▸ **DATA TO USE**
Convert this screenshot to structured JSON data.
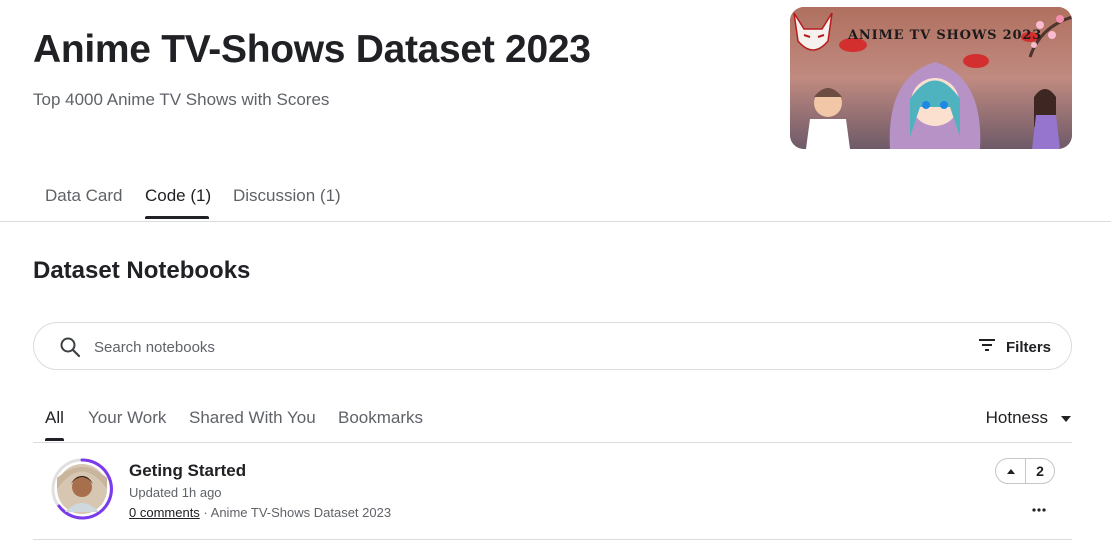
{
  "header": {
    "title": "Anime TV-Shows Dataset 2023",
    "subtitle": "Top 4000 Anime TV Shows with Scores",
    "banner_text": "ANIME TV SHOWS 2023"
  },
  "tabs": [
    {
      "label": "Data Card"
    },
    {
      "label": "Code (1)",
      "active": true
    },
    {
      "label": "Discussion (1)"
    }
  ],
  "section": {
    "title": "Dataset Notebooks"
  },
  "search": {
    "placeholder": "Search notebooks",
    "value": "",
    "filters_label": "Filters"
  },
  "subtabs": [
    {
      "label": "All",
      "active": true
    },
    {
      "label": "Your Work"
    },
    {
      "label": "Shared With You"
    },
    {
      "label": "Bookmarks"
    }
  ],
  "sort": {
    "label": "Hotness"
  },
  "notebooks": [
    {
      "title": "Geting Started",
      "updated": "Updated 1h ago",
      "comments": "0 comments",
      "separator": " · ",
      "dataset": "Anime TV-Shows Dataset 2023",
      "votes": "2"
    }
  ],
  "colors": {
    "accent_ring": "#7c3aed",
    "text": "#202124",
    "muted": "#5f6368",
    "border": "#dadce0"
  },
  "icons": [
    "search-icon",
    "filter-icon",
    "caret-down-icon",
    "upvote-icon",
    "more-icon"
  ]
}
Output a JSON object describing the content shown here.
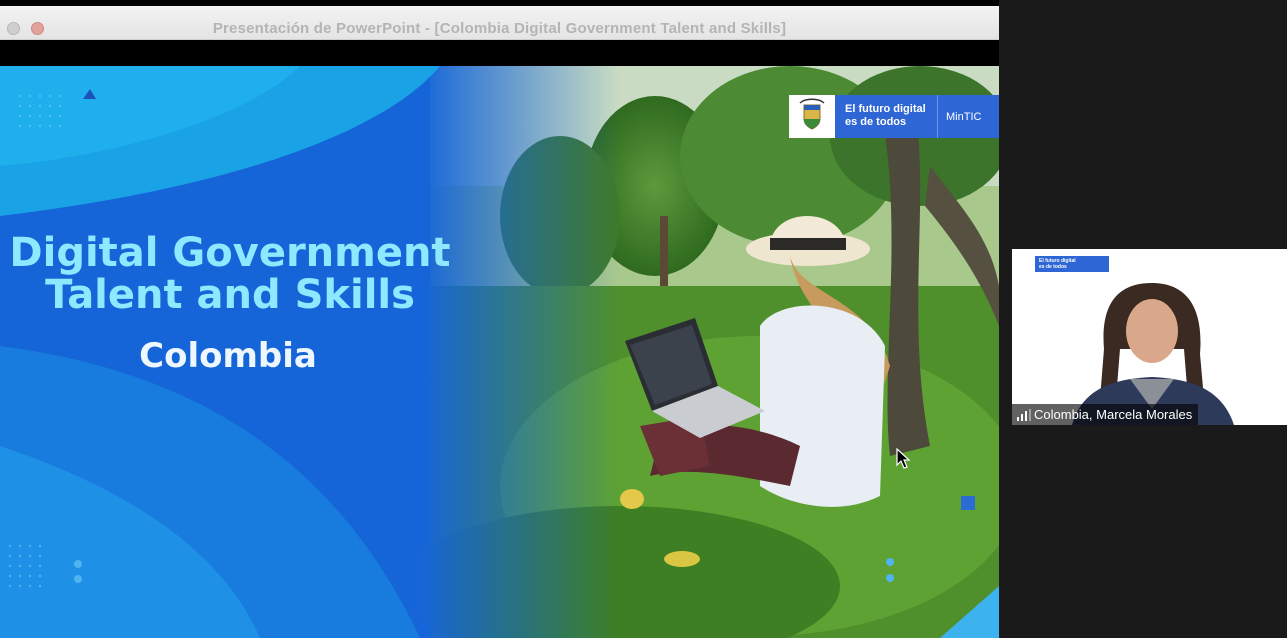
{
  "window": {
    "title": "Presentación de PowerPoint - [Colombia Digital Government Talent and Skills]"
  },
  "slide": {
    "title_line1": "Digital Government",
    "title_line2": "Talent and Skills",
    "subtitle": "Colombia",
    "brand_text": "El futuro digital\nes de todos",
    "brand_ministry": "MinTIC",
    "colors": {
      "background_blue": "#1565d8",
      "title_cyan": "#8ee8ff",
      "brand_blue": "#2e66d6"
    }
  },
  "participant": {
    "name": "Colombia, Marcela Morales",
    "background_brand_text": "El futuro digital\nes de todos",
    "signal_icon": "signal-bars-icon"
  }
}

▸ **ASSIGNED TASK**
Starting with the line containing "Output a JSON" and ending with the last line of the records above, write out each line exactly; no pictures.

▸ **SOLVED PROBLEM**
Output a JSON object describing the content shown here.
{
  "window": {
    "title": "Presentación de PowerPoint - [Colombia Digital Government Talent and Skills]"
  },
  "slide": {
    "title_line1": "Digital Government",
    "title_line2": "Talent and Skills",
    "subtitle": "Colombia",
    "brand_text": "El futuro digital\nes de todos",
    "brand_ministry": "MinTIC",
    "colors": {
      "background_blue": "#1565d8",
      "title_cyan": "#8ee8ff",
      "brand_blue": "#2e66d6"
    }
  },
  "participant": {
    "name": "Colombia, Marcela Morales",
    "background_brand_text": "El futuro digital\nes de todos",
    "signal_icon": "signal-bars-icon"
  }
}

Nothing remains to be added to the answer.